§ **ACTIVITY**
Could you output each line of the data that follows exactly?

Dataset rows for apps and sites:
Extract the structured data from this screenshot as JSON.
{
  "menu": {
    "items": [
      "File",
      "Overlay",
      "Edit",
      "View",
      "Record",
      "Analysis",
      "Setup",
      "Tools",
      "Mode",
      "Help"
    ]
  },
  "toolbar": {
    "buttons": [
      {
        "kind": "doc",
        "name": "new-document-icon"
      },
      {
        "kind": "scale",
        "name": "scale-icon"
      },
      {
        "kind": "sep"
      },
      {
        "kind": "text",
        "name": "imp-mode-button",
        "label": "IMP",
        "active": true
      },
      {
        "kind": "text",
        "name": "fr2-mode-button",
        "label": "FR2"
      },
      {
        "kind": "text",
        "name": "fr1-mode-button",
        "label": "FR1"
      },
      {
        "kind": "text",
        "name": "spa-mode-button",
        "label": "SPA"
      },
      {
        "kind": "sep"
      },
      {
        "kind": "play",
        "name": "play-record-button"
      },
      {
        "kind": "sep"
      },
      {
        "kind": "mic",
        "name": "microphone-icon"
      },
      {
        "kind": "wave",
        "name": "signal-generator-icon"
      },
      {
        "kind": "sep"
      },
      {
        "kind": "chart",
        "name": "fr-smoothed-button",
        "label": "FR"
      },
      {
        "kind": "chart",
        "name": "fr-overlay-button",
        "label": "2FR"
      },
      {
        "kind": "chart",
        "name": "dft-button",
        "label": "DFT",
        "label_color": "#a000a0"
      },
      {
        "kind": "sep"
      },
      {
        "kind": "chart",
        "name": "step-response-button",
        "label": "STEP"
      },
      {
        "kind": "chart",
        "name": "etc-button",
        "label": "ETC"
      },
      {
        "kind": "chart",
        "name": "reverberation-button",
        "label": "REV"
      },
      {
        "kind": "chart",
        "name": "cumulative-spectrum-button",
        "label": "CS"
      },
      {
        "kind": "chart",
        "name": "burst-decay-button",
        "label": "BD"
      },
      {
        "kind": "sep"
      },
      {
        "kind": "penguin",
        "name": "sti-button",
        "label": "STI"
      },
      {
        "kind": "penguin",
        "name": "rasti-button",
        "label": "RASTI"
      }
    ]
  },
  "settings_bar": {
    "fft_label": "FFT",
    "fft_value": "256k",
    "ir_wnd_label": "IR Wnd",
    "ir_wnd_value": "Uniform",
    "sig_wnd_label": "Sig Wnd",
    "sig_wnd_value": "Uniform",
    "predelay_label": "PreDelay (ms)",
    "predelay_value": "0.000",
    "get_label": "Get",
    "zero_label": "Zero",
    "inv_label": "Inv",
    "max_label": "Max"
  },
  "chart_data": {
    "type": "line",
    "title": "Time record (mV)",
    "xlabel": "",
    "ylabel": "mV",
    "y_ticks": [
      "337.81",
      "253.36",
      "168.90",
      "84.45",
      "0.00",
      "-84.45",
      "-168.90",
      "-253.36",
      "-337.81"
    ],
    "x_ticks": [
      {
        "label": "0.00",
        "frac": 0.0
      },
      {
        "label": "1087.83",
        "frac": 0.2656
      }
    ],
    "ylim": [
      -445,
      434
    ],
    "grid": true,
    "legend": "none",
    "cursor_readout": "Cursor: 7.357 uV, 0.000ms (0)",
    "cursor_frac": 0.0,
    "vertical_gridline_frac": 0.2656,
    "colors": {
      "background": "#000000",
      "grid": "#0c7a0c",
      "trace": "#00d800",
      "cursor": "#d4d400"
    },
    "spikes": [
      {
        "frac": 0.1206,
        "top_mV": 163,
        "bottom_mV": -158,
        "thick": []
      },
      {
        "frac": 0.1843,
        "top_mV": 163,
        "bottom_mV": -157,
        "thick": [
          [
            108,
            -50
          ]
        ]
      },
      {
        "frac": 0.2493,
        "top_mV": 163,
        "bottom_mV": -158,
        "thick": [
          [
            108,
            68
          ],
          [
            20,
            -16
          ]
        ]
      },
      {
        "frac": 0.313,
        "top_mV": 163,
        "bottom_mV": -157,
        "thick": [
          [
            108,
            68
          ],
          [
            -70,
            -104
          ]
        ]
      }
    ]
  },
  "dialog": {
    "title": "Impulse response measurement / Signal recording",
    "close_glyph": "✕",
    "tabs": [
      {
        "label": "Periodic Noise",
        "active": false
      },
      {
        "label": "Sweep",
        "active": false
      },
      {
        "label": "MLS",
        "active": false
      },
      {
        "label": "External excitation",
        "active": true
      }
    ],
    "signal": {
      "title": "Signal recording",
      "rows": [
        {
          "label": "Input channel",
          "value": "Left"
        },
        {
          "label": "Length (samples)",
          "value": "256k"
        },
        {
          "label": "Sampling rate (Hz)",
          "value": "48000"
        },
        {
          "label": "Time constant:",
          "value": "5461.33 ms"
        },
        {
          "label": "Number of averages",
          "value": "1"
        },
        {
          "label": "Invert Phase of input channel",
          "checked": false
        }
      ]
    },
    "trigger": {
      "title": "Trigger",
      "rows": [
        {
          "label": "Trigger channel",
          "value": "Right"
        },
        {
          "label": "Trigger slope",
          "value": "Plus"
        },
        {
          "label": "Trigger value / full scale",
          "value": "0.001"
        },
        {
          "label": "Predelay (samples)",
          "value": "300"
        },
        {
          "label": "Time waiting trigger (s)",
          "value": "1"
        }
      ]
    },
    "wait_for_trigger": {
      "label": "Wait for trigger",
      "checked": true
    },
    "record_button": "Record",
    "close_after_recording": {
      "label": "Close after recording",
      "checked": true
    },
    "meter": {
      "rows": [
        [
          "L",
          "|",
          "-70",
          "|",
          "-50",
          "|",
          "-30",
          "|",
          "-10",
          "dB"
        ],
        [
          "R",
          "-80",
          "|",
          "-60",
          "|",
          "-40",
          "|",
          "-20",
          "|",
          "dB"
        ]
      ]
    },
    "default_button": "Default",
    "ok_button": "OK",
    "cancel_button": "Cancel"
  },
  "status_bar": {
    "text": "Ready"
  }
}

§ **ANSWER SECTION**
Extract the structured data from this screenshot as JSON.
{
  "menu": {
    "items": [
      "File",
      "Overlay",
      "Edit",
      "View",
      "Record",
      "Analysis",
      "Setup",
      "Tools",
      "Mode",
      "Help"
    ]
  },
  "toolbar": {
    "buttons": [
      {
        "kind": "doc",
        "name": "new-document-icon"
      },
      {
        "kind": "scale",
        "name": "scale-icon"
      },
      {
        "kind": "sep"
      },
      {
        "kind": "text",
        "name": "imp-mode-button",
        "label": "IMP",
        "active": true
      },
      {
        "kind": "text",
        "name": "fr2-mode-button",
        "label": "FR2"
      },
      {
        "kind": "text",
        "name": "fr1-mode-button",
        "label": "FR1"
      },
      {
        "kind": "text",
        "name": "spa-mode-button",
        "label": "SPA"
      },
      {
        "kind": "sep"
      },
      {
        "kind": "play",
        "name": "play-record-button"
      },
      {
        "kind": "sep"
      },
      {
        "kind": "mic",
        "name": "microphone-icon"
      },
      {
        "kind": "wave",
        "name": "signal-generator-icon"
      },
      {
        "kind": "sep"
      },
      {
        "kind": "chart",
        "name": "fr-smoothed-button",
        "label": "FR"
      },
      {
        "kind": "chart",
        "name": "fr-overlay-button",
        "label": "2FR"
      },
      {
        "kind": "chart",
        "name": "dft-button",
        "label": "DFT",
        "label_color": "#a000a0"
      },
      {
        "kind": "sep"
      },
      {
        "kind": "chart",
        "name": "step-response-button",
        "label": "STEP"
      },
      {
        "kind": "chart",
        "name": "etc-button",
        "label": "ETC"
      },
      {
        "kind": "chart",
        "name": "reverberation-button",
        "label": "REV"
      },
      {
        "kind": "chart",
        "name": "cumulative-spectrum-button",
        "label": "CS"
      },
      {
        "kind": "chart",
        "name": "burst-decay-button",
        "label": "BD"
      },
      {
        "kind": "sep"
      },
      {
        "kind": "penguin",
        "name": "sti-button",
        "label": "STI"
      },
      {
        "kind": "penguin",
        "name": "rasti-button",
        "label": "RASTI"
      }
    ]
  },
  "settings_bar": {
    "fft_label": "FFT",
    "fft_value": "256k",
    "ir_wnd_label": "IR Wnd",
    "ir_wnd_value": "Uniform",
    "sig_wnd_label": "Sig Wnd",
    "sig_wnd_value": "Uniform",
    "predelay_label": "PreDelay (ms)",
    "predelay_value": "0.000",
    "get_label": "Get",
    "zero_label": "Zero",
    "inv_label": "Inv",
    "max_label": "Max"
  },
  "chart_data": {
    "type": "line",
    "title": "Time record (mV)",
    "xlabel": "",
    "ylabel": "mV",
    "y_ticks": [
      "337.81",
      "253.36",
      "168.90",
      "84.45",
      "0.00",
      "-84.45",
      "-168.90",
      "-253.36",
      "-337.81"
    ],
    "x_ticks": [
      {
        "label": "0.00",
        "frac": 0.0
      },
      {
        "label": "1087.83",
        "frac": 0.2656
      }
    ],
    "ylim": [
      -445,
      434
    ],
    "grid": true,
    "legend": "none",
    "cursor_readout": "Cursor: 7.357 uV, 0.000ms (0)",
    "cursor_frac": 0.0,
    "vertical_gridline_frac": 0.2656,
    "colors": {
      "background": "#000000",
      "grid": "#0c7a0c",
      "trace": "#00d800",
      "cursor": "#d4d400"
    },
    "spikes": [
      {
        "frac": 0.1206,
        "top_mV": 163,
        "bottom_mV": -158,
        "thick": []
      },
      {
        "frac": 0.1843,
        "top_mV": 163,
        "bottom_mV": -157,
        "thick": [
          [
            108,
            -50
          ]
        ]
      },
      {
        "frac": 0.2493,
        "top_mV": 163,
        "bottom_mV": -158,
        "thick": [
          [
            108,
            68
          ],
          [
            20,
            -16
          ]
        ]
      },
      {
        "frac": 0.313,
        "top_mV": 163,
        "bottom_mV": -157,
        "thick": [
          [
            108,
            68
          ],
          [
            -70,
            -104
          ]
        ]
      }
    ]
  },
  "dialog": {
    "title": "Impulse response measurement / Signal recording",
    "close_glyph": "✕",
    "tabs": [
      {
        "label": "Periodic Noise",
        "active": false
      },
      {
        "label": "Sweep",
        "active": false
      },
      {
        "label": "MLS",
        "active": false
      },
      {
        "label": "External excitation",
        "active": true
      }
    ],
    "signal": {
      "title": "Signal recording",
      "rows": [
        {
          "label": "Input channel",
          "value": "Left"
        },
        {
          "label": "Length (samples)",
          "value": "256k"
        },
        {
          "label": "Sampling rate (Hz)",
          "value": "48000"
        },
        {
          "label": "Time constant:",
          "value": "5461.33 ms"
        },
        {
          "label": "Number of averages",
          "value": "1"
        },
        {
          "label": "Invert Phase of input channel",
          "checked": false
        }
      ]
    },
    "trigger": {
      "title": "Trigger",
      "rows": [
        {
          "label": "Trigger channel",
          "value": "Right"
        },
        {
          "label": "Trigger slope",
          "value": "Plus"
        },
        {
          "label": "Trigger value / full scale",
          "value": "0.001"
        },
        {
          "label": "Predelay (samples)",
          "value": "300"
        },
        {
          "label": "Time waiting trigger (s)",
          "value": "1"
        }
      ]
    },
    "wait_for_trigger": {
      "label": "Wait for trigger",
      "checked": true
    },
    "record_button": "Record",
    "close_after_recording": {
      "label": "Close after recording",
      "checked": true
    },
    "meter": {
      "rows": [
        [
          "L",
          "|",
          "-70",
          "|",
          "-50",
          "|",
          "-30",
          "|",
          "-10",
          "dB"
        ],
        [
          "R",
          "-80",
          "|",
          "-60",
          "|",
          "-40",
          "|",
          "-20",
          "|",
          "dB"
        ]
      ]
    },
    "default_button": "Default",
    "ok_button": "OK",
    "cancel_button": "Cancel"
  },
  "status_bar": {
    "text": "Ready"
  }
}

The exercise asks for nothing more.